Although Erin O’Toole set himself apart from his Conservative predecessors by endorsing multiple policies and positions aligned with progressive values, he didn’t fare any better than Andrew Scheer did in the 2019 election.
“I think that if O’Toole actually was the kind of conservative that he said he was when he gained leadership, he would have done a lot better,” University of Calgary political science professor Barry Cooper told The Epoch Times.
“He ran as a ‘True Blue’ Conservative to gain the leadership, but that now seems to be completely tactical because he sure as heck didn’t run like a blue Conservative. He ran like a light Liberal.”
Cooper believes O’Toole could have gained more support from working-class voters if he had maintained more conservative principles, just as Conservative Prime Minister Margaret Thatcher successfully did in the UK decades ago.
Malcolm Bird, a political science professor at the University of Winnipeg, believes the O’Toole Conservatives had the “right strategy” and many great ideas in their platform but failed to emphasize the important issues that were theirs alone.
“Only Mr. O’Toole was talking … about where are the jobs going to come from, what are we going to do to produce wealth here, and that means hydrocarbons and resource extraction and manufacturing,” Bird said in an interview.
“They probably could have pushed support for oil and gas. It was there I’m sure, but they muted that in terms of the public discourse.”
Bird thinks the Conservatives were reticent to capitalize on the historic increases in the federal debt during Justin Trudeau’s time as prime minister.
“They were the only ones that even had anything in [their platform] about returning to balanced books in 10 years … but it was pretty light despite that being the most important issue that we’re facing. But I don’t think Canadians want to grapple with that,” he said.
“Justin [Trudeau] talked about $10-a-day daycare. Well, you know, who doesn’t like $10-a-day [daycare]? Like, who doesn’t like cookies?”
O’Toole said at a press conference on Sept. 21 that the Conservative Party will be reviewing the election loss “to make sure we learn those lessons to win the trust next time.”
“I’m very, very proud of the gains we made, but we didn’t get far enough. We will next time,” he said, noting that Trudeau has said he would call another election in 18 months “if he didn’t get his way in this one.”
Daniel Bernier of Earnscliffe Strategy Group says the election was Trudeau’s to lose, giving O’Toole “a very long shot” at victory.
“It was his first national campaign and he started well, surprisingly well, and then maybe slowed down too quickly by the end. It seemed like he wasn’t accelerating anymore,” Bernier said, adding that pandemic restrictions didn’t help.
“It’s a difficult situation not to be able to take the show on the road.
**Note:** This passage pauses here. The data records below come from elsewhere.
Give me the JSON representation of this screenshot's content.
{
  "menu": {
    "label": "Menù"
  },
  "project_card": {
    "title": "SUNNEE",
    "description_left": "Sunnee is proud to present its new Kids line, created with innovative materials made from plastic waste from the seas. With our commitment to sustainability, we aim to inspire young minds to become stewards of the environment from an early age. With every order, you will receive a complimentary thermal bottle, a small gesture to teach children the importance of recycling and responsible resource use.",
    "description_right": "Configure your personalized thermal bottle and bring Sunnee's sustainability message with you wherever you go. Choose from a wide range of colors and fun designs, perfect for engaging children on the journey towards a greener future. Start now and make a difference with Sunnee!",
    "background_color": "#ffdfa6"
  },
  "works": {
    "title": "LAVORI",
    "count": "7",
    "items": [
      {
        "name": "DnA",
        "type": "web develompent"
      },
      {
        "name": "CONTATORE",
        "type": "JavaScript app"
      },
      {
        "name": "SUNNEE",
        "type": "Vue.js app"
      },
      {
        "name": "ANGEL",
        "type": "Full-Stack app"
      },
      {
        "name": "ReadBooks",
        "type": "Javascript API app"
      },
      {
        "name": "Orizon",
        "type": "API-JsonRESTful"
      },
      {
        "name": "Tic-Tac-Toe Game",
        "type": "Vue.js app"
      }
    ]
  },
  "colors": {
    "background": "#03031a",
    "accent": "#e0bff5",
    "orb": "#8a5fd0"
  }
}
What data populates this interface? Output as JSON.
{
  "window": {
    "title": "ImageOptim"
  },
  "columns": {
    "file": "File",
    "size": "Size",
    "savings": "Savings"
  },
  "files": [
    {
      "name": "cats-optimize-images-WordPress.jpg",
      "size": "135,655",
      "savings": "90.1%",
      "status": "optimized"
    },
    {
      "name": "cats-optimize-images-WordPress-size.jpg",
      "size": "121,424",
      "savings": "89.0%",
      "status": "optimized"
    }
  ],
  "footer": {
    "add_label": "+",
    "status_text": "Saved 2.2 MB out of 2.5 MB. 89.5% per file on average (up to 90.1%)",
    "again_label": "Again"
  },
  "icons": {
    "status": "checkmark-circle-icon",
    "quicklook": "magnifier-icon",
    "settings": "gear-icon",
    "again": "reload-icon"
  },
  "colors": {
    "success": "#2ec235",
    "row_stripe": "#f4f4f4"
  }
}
He is a likable guy,” he said.
Bernier spent the final 10 days of the campaign in Atlantic Canada, a region the Liberals swept in 2015 but have bled seats to the Conservatives since.
“They [Maritime voters] strongly feel that they have a conservative view, and it can be fiscally or it can be even for some of them socially, but they’re not afraid at all to express them. Don’t forget that out of the four governments, three of them turned Conservative provincially.”
Bernier said many Maritimers soured on Trudeau’s party because of “the overall Liberal attitude and also in many aspects they’ve just been left out. The only ones that felt that they could vote Liberal this time are the Franco areas.”
The strategist said being an Anglophone didn’t help O’Toole in Quebec, where the Conservatives had a net gain of only one seat.
“People say you win an election in Ontario, and you win the majority in Quebec,” he said.
Although O’Toole is an Ontario MP, he could not make a breakthrough in that province. Meanwhile, on the West Coast and Vancouver Island, while the NDP took some of those seats, Bernier said the Trudeau Liberals connected well with urban voters in Vancouver and elsewhere and stole the Conservatives’ early momentum in the debates.
“Trudeau defended himself quite nicely. He was feisty, and to the contrary [O’Toole] and the Conservatives were avoiding questions and situations where they would be questioned,” he said.
Bernier believes one fumble came after O’Toole faced pointed comments on the Conservatives’ platform plank to reverse the Liberal government’s ban of some firearms. The revised policy said the ban would remain until a review could be conducted. In response, Liberal Public Safety Minister Bill Blair said, “Erin O’Toole stands apparently for everything, and therefore for nothing.”
The failure to “stand firm on issues” raised doubts in some minds, Bernier said. He believes the party needs to analyze “the PPC factor” and how many traditional Conservative voters migrated to the People’s Party of Canada because of O’Toole’s stance on the carbon tax and other things.
“He was trying to shift to the centre on some issues. You don’t want to lose your base, so … I would say the Conservatives need to come to grips with some of those issues.”